A manager can use this as an indicator of staff morale where a high staff absenteeism can indicate less motivated and unsatisfied working conditions. This can result in additional expenses and halts in business operations due to lack of staff therefore a manager can then find methods and strategies to reduce staff absenteeism in order to improve the business.

17

Staff morale

Staff morale is the collected attitudes, satisfaction and overall outlook that employees have of the workplace. Staff morale can influence a business’s productivity,
workplace safety, attendance and staff turnover.

18

Level of staff turnover

Level of staff turnover is the percentage of employees that leave a business in a year and have to be replaced.

Equation: number of staff leaving in a year/total number of staff x100=%

19

Why may a manager examine the levels of staff turnover?

A manager can assess the levels of staff turnover which can indicate levels of morale within a business. A business with low levels of staff turnover can display levels of satisfaction within the business, work conditions and management styles.

Likewise high levels of staff turnover can indicate employee dissatisfaction which can increase business expenses through replacing and recruiting new employees and reduce productivity through having insignificant employees within a business.

20

Number of workplace incidences

Number of workplace accidents measures the amount of injuries and unsafe incidents that occur at a work location over a period of time.

21

Why may a manager examine the number of workplace incidences?

A human resources manager is concerned with the number of workplace accidents occurring at a business since it is their responsibility to ensure the
safety and well being of employees.

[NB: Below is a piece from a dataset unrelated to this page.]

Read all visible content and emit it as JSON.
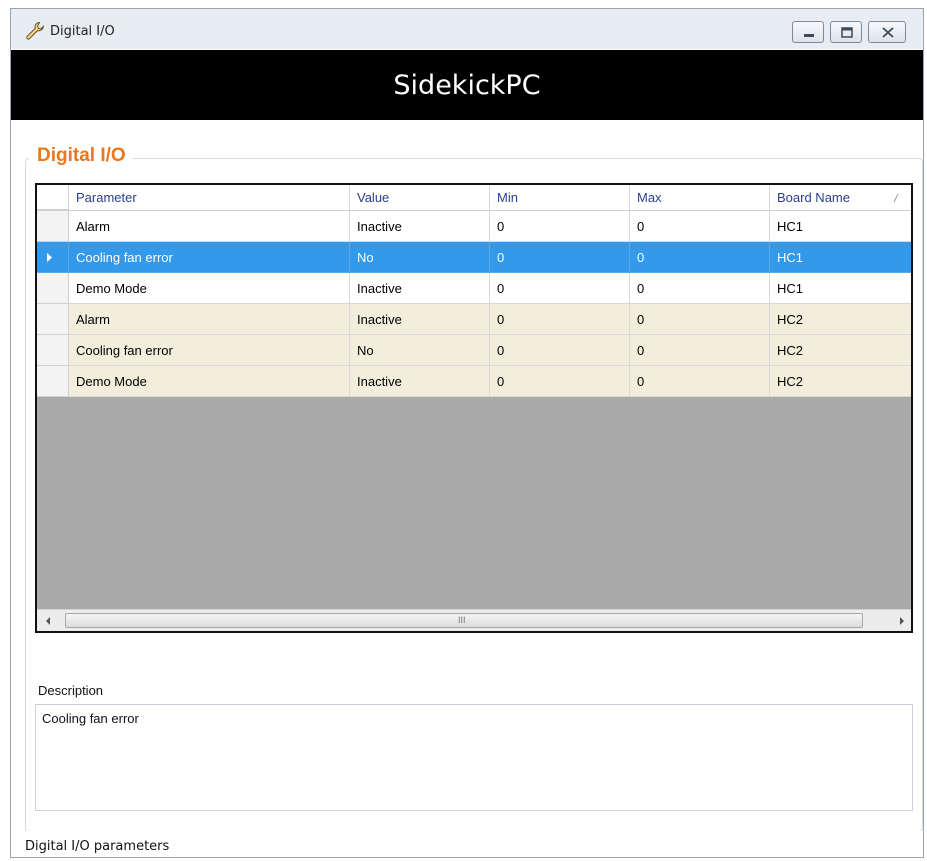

A high number of workplace accidents reflects an unsafe workplace. This can affect staff morale and increase the rates of staff absenteeism and level of staff turnover. A high number of workplace accidents also makes the business undesirable for prospective employees.

22

Levels of wastage

Level of wastage is the amount of inputs and outputs that are discarded during the production process.

23

Why may a manager examine the levels of wastage?

An operations manager would be concerned with a high level of waste at any stage of the production process. High levels of wastage often increases the
amount of raw materials or time required to produce a product or service. This waste then increases the expenses of the business which reduces the
profit of the business.

24

Rate of productivity growth

Rate of productivity growth is the increase in outputs produced from a given level of inputs over time.

25

Why may a manager examine the rates of productivity growth?

A manager may examine rates of productivity. A high rate of productivity growth shows that a business has improved its efficiency. A business that can produce more for the same level of inputs is more efficient and therefore also more profitable.

In contrast, a lower
level of productivity would mean slower rate of growth for the business.

26

Force field anaylasis

Force field analysis theory is a model developed by Kurt Lewin that determines if businesses should proceed with a proposed change.

This model identifies and examines factors which promote or hinder the change from being successful through identifying factors that will influence change.

27

What are the two key principles of Lewins Force Field analysis?

Driving forces are factors within or outside the business’s environment which promote change.

Restraining forces are factors within or outside the business’s environment which
resist change.

These principles act as main factors which influence business change and establish the basis of Lewin’s force field analysis theory.

28

Lewin’s force field analysis process. Step one

Identify need for change. Businesses face internal or external pressures to change.

29

Lewin’s force field analysis process. Step two

Identify driving forces. Which internal and external factors promote the proposed change

30

Lewin’s force field analysis process. Step three

Identify restraining forces. Which factors resist the proposed change